Despite the frequency of this occurrence, “vulnerable girls and women are often left to suffer in silence,” according to authors of The Lancet Ending Preventable Stillbirth Study Group.3
A series of articles that appeared in the January issue of The Lancet seeks to raise awareness about stillbirth among families, researchers, policy makers, and society at large. The Lancet has also launched a campaign designed to “stop the epidemic of grief” and break the “unspeakable silence” surrounding stillbirth.3,4
“This is a critically important area of research and education,” Joanne Cacciatore, PhD, an associate professor at the Arizona State University School of Social Work, told Psychiatry Advisor.
“Stillbirth remains one of the most disenfranchised and misunderstood types of loss,” observed Cacciatore, founder of the MISS Foundation, a not-for-profit organization providing “crisis and long term support to families after the death of a baby or child.”

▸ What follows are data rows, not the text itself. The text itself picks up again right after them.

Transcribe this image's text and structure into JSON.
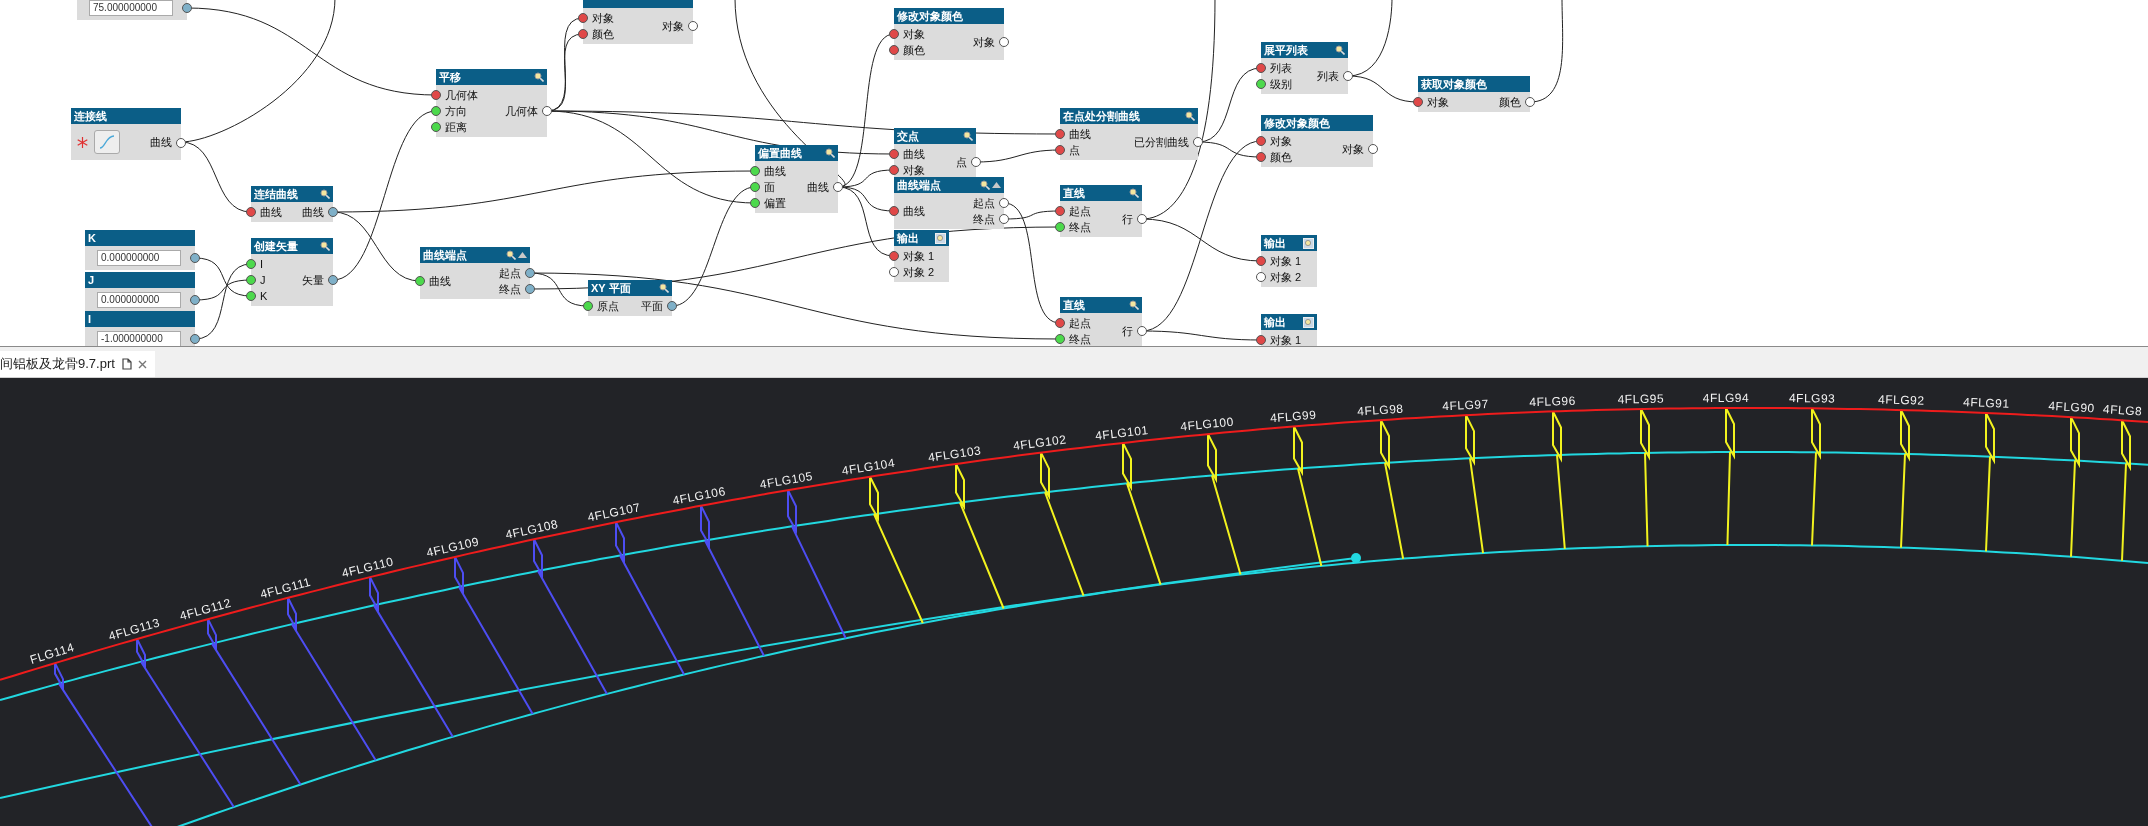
{
  "graph": {
    "nodes": [
      {
        "kind": "input",
        "field": "75.000000000",
        "outputs": [
          {
            "color": "#7fb0c8"
          }
        ]
      },
      {
        "kind": "plain",
        "inputs": [
          {
            "label": "对象",
            "color": "#e04848"
          },
          {
            "label": "颜色",
            "color": "#e04848"
          }
        ],
        "outputs": [
          {
            "label": "对象",
            "color": "#ffffff"
          }
        ]
      },
      {
        "kind": "plain",
        "title": "修改对象颜色",
        "inputs": [
          {
            "label": "对象",
            "color": "#e04848"
          },
          {
            "label": "颜色",
            "color": "#e04848"
          }
        ],
        "outputs": [
          {
            "label": "对象",
            "color": "#ffffff"
          }
        ]
      },
      {
        "kind": "function",
        "title": "平移",
        "inputs": [
          {
            "label": "几何体",
            "color": "#e04848"
          },
          {
            "label": "方向",
            "color": "#4cd94c"
          },
          {
            "label": "距离",
            "color": "#4cd94c"
          }
        ],
        "outputs": [
          {
            "label": "几何体",
            "color": "#ffffff"
          }
        ]
      },
      {
        "kind": "function",
        "title": "展平列表",
        "inputs": [
          {
            "label": "列表",
            "color": "#e04848"
          },
          {
            "label": "级别",
            "color": "#4cd94c"
          }
        ],
        "outputs": [
          {
            "label": "列表",
            "color": "#ffffff"
          }
        ]
      },
      {
        "kind": "plain",
        "title": "获取对象颜色",
        "inputs": [
          {
            "label": "对象",
            "color": "#e04848"
          }
        ],
        "outputs": [
          {
            "label": "颜色",
            "color": "#ffffff"
          }
        ]
      },
      {
        "kind": "selector",
        "title": "连接线",
        "outputs": [
          {
            "label": "曲线",
            "color": "#ffffff"
          }
        ]
      },
      {
        "kind": "function",
        "title": "在点处分割曲线",
        "inputs": [
          {
            "label": "曲线",
            "color": "#e04848"
          },
          {
            "label": "点",
            "color": "#e04848"
          }
        ],
        "outputs": [
          {
            "label": "已分割曲线",
            "color": "#ffffff"
          }
        ]
      },
      {
        "kind": "plain",
        "title": "修改对象颜色",
        "inputs": [
          {
            "label": "对象",
            "color": "#e04848"
          },
          {
            "label": "颜色",
            "color": "#e04848"
          }
        ],
        "outputs": [
          {
            "label": "对象",
            "color": "#ffffff"
          }
        ]
      },
      {
        "kind": "function",
        "title": "交点",
        "inputs": [
          {
            "label": "曲线",
            "color": "#e04848"
          },
          {
            "label": "对象",
            "color": "#e04848"
          }
        ],
        "outputs": [
          {
            "label": "点",
            "color": "#ffffff"
          }
        ]
      },
      {
        "kind": "function",
        "title": "偏置曲线",
        "inputs": [
          {
            "label": "曲线",
            "color": "#4cd94c"
          },
          {
            "label": "面",
            "color": "#4cd94c"
          },
          {
            "label": "偏置",
            "color": "#4cd94c"
          }
        ],
        "outputs": [
          {
            "label": "曲线",
            "color": "#ffffff"
          }
        ]
      },
      {
        "kind": "function",
        "title": "连结曲线",
        "inputs": [
          {
            "label": "曲线",
            "color": "#e04848"
          }
        ],
        "outputs": [
          {
            "label": "曲线",
            "color": "#7fb0c8"
          }
        ]
      },
      {
        "kind": "endpoint",
        "title": "曲线端点",
        "inputs": [
          {
            "label": "曲线",
            "color": "#e04848"
          }
        ],
        "outputs": [
          {
            "label": "起点",
            "color": "#ffffff"
          },
          {
            "label": "终点",
            "color": "#ffffff"
          }
        ]
      },
      {
        "kind": "function",
        "title": "直线",
        "inputs": [
          {
            "label": "起点",
            "color": "#e04848"
          },
          {
            "label": "终点",
            "color": "#4cd94c"
          }
        ],
        "outputs": [
          {
            "label": "行",
            "color": "#ffffff"
          }
        ]
      },
      {
        "kind": "input",
        "title": "K",
        "field": "0.000000000",
        "outputs": [
          {
            "color": "#7fb0c8"
          }
        ]
      },
      {
        "kind": "output",
        "title": "输出",
        "inputs": [
          {
            "label": "对象 1",
            "color": "#e04848"
          },
          {
            "label": "对象 2",
            "color": "#ffffff"
          }
        ]
      },
      {
        "kind": "function",
        "title": "创建矢量",
        "inputs": [
          {
            "label": "I",
            "color": "#4cd94c"
          },
          {
            "label": "J",
            "color": "#4cd94c"
          },
          {
            "label": "K",
            "color": "#4cd94c"
          }
        ],
        "outputs": [
          {
            "label": "矢量",
            "color": "#7fb0c8"
          }
        ]
      },
      {
        "kind": "endpoint",
        "title": "曲线端点",
        "inputs": [
          {
            "label": "曲线",
            "color": "#4cd94c"
          }
        ],
        "outputs": [
          {
            "label": "起点",
            "color": "#7fb0c8"
          },
          {
            "label": "终点",
            "color": "#7fb0c8"
          }
        ]
      },
      {
        "kind": "output",
        "title": "输出",
        "inputs": [
          {
            "label": "对象 1",
            "color": "#e04848"
          },
          {
            "label": "对象 2",
            "color": "#ffffff"
          }
        ]
      },
      {
        "kind": "input",
        "title": "J",
        "field": "0.000000000",
        "outputs": [
          {
            "color": "#7fb0c8"
          }
        ]
      },
      {
        "kind": "function",
        "title": "XY 平面",
        "inputs": [
          {
            "label": "原点",
            "color": "#4cd94c"
          }
        ],
        "outputs": [
          {
            "label": "平面",
            "color": "#7fb0c8"
          }
        ]
      },
      {
        "kind": "input",
        "title": "I",
        "field": "-1.000000000",
        "outputs": [
          {
            "color": "#7fb0c8"
          }
        ]
      },
      {
        "kind": "function",
        "title": "直线",
        "inputs": [
          {
            "label": "起点",
            "color": "#e04848"
          },
          {
            "label": "终点",
            "color": "#4cd94c"
          }
        ],
        "outputs": [
          {
            "label": "行",
            "color": "#ffffff"
          }
        ]
      },
      {
        "kind": "output",
        "title": "输出",
        "inputs": [
          {
            "label": "对象 1",
            "color": "#e04848"
          }
        ]
      }
    ]
  },
  "file_tab": {
    "label": "间铝板及龙骨9.7.prt"
  },
  "viewport": {
    "labels": [
      "FLG114",
      "4FLG113",
      "4FLG112",
      "4FLG111",
      "4FLG110",
      "4FLG109",
      "4FLG108",
      "4FLG107",
      "4FLG106",
      "4FLG105",
      "4FLG104",
      "4FLG103",
      "4FLG102",
      "4FLG101",
      "4FLG100",
      "4FLG99",
      "4FLG98",
      "4FLG97",
      "4FLG96",
      "4FLG95",
      "4FLG94",
      "4FLG93",
      "4FLG92",
      "4FLG91",
      "4FLG90",
      "4FLG8"
    ]
  }
}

Blaming the Victims
Mothers affected by stillbirth are often subjected to stigma and marginalization by communities that blame the stillbirth on sins, evil spirits, and destiny.5 Even in settings where these attitudes are not espoused, women feel guilt and experience implicit blame, according to Cacciatore, director of the Center for Loss and Trauma in Arizona. Women feel their bodies have “failed them,” or may second-guess their lifestyle, blaming diet, sexual activity, or thoughts of terminating the pregnancy.6
“I have never met a woman without some degree of guilt, or at least the question of what she could have done differently to prevent the outcome of her pregnancy,” said Cacciatore, who herself went through the experience of stillbirth.
Unique Features of Stillbirth
While the loss of a baby due to stillbirth or perinatal death (defined as death before the baby is seven days old) has features in common with the loss of an older child, it is also unique, Cacciatore said.